__WORK TO COMPLETE__
Each entry below is to be given again word for word, with no pictures.

***** ENTRIES SHOWN *****

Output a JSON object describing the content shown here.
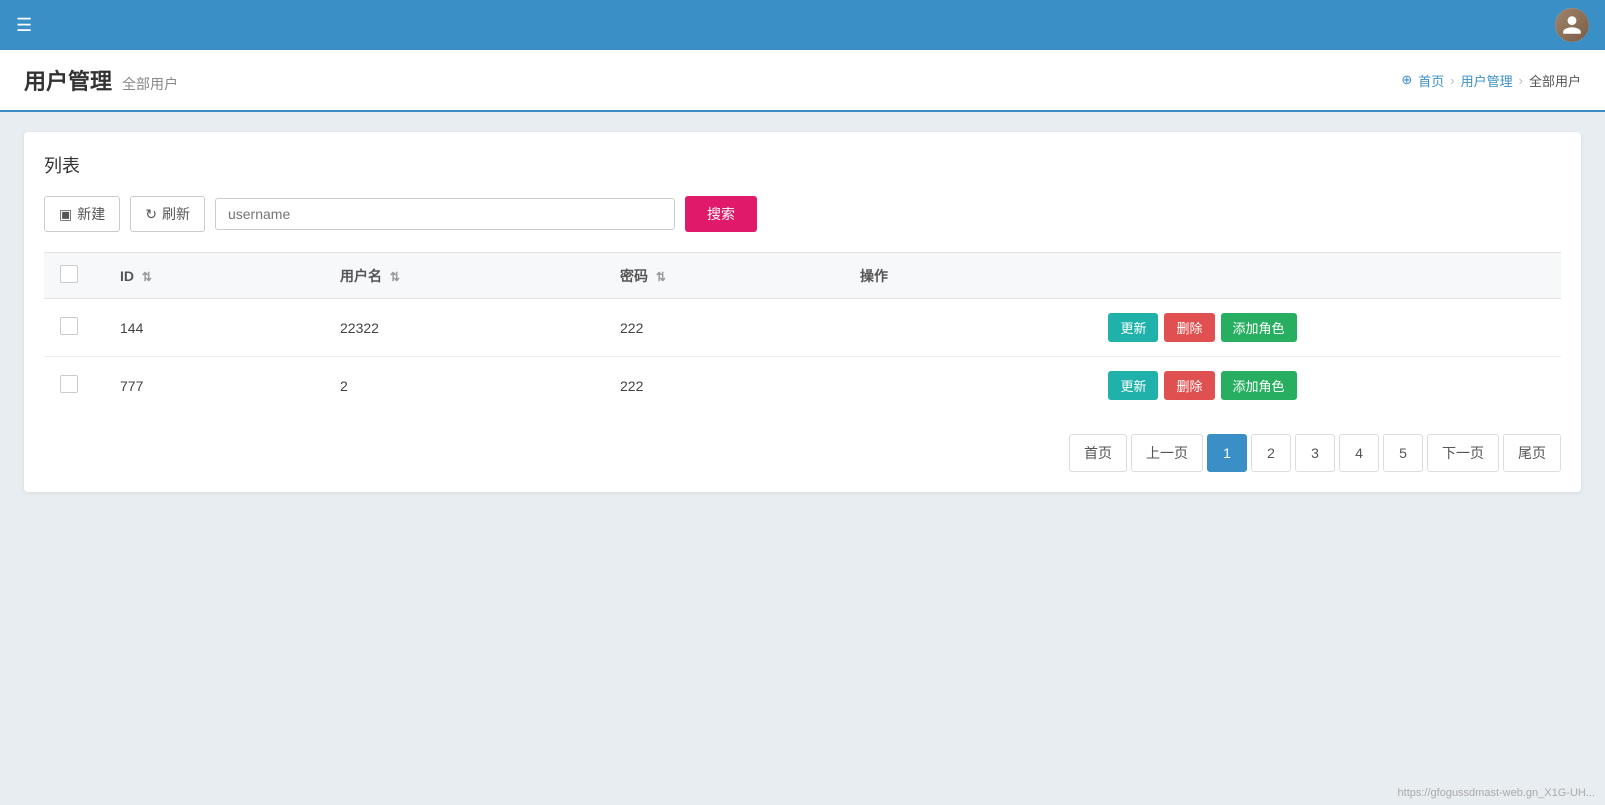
{
  "nav": {
    "hamburger_icon": "☰",
    "avatar_alt": "user avatar"
  },
  "header": {
    "title": "用户管理",
    "subtitle": "全部用户",
    "breadcrumb": {
      "home": "首页",
      "parent": "用户管理",
      "current": "全部用户"
    }
  },
  "card": {
    "title": "列表"
  },
  "toolbar": {
    "new_label": "新建",
    "refresh_label": "刷新",
    "search_placeholder": "username",
    "search_button_label": "搜索"
  },
  "table": {
    "columns": [
      {
        "id": "checkbox",
        "label": ""
      },
      {
        "id": "id",
        "label": "ID"
      },
      {
        "id": "username",
        "label": "用户名"
      },
      {
        "id": "password",
        "label": "密码"
      },
      {
        "id": "action",
        "label": "操作"
      }
    ],
    "rows": [
      {
        "id": "144",
        "username": "22322",
        "password": "222"
      },
      {
        "id": "777",
        "username": "2",
        "password": "222"
      }
    ],
    "action_buttons": {
      "update": "更新",
      "delete": "删除",
      "add_role": "添加角色"
    }
  },
  "pagination": {
    "first": "首页",
    "prev": "上一页",
    "pages": [
      "1",
      "2",
      "3",
      "4",
      "5"
    ],
    "next": "下一页",
    "last": "尾页",
    "active_page": "1"
  },
  "footer": {
    "url": "https://gfogussdmast-web.gn_X1G-UH..."
  },
  "colors": {
    "nav_bg": "#3a8fc7",
    "search_btn": "#e0196b",
    "update_btn": "#20b2aa",
    "delete_btn": "#e05050",
    "add_role_btn": "#27ae60"
  }
}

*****

__COMPLETED EXERCISE__
Output a JSON object describing the content shown here.
{
  "nav": {
    "hamburger_icon": "☰",
    "avatar_alt": "user avatar"
  },
  "header": {
    "title": "用户管理",
    "subtitle": "全部用户",
    "breadcrumb": {
      "home": "首页",
      "parent": "用户管理",
      "current": "全部用户"
    }
  },
  "card": {
    "title": "列表"
  },
  "toolbar": {
    "new_label": "新建",
    "refresh_label": "刷新",
    "search_placeholder": "username",
    "search_button_label": "搜索"
  },
  "table": {
    "columns": [
      {
        "id": "checkbox",
        "label": ""
      },
      {
        "id": "id",
        "label": "ID"
      },
      {
        "id": "username",
        "label": "用户名"
      },
      {
        "id": "password",
        "label": "密码"
      },
      {
        "id": "action",
        "label": "操作"
      }
    ],
    "rows": [
      {
        "id": "144",
        "username": "22322",
        "password": "222"
      },
      {
        "id": "777",
        "username": "2",
        "password": "222"
      }
    ],
    "action_buttons": {
      "update": "更新",
      "delete": "删除",
      "add_role": "添加角色"
    }
  },
  "pagination": {
    "first": "首页",
    "prev": "上一页",
    "pages": [
      "1",
      "2",
      "3",
      "4",
      "5"
    ],
    "next": "下一页",
    "last": "尾页",
    "active_page": "1"
  },
  "footer": {
    "url": "https://gfogussdmast-web.gn_X1G-UH..."
  },
  "colors": {
    "nav_bg": "#3a8fc7",
    "search_btn": "#e0196b",
    "update_btn": "#20b2aa",
    "delete_btn": "#e05050",
    "add_role_btn": "#27ae60"
  }
}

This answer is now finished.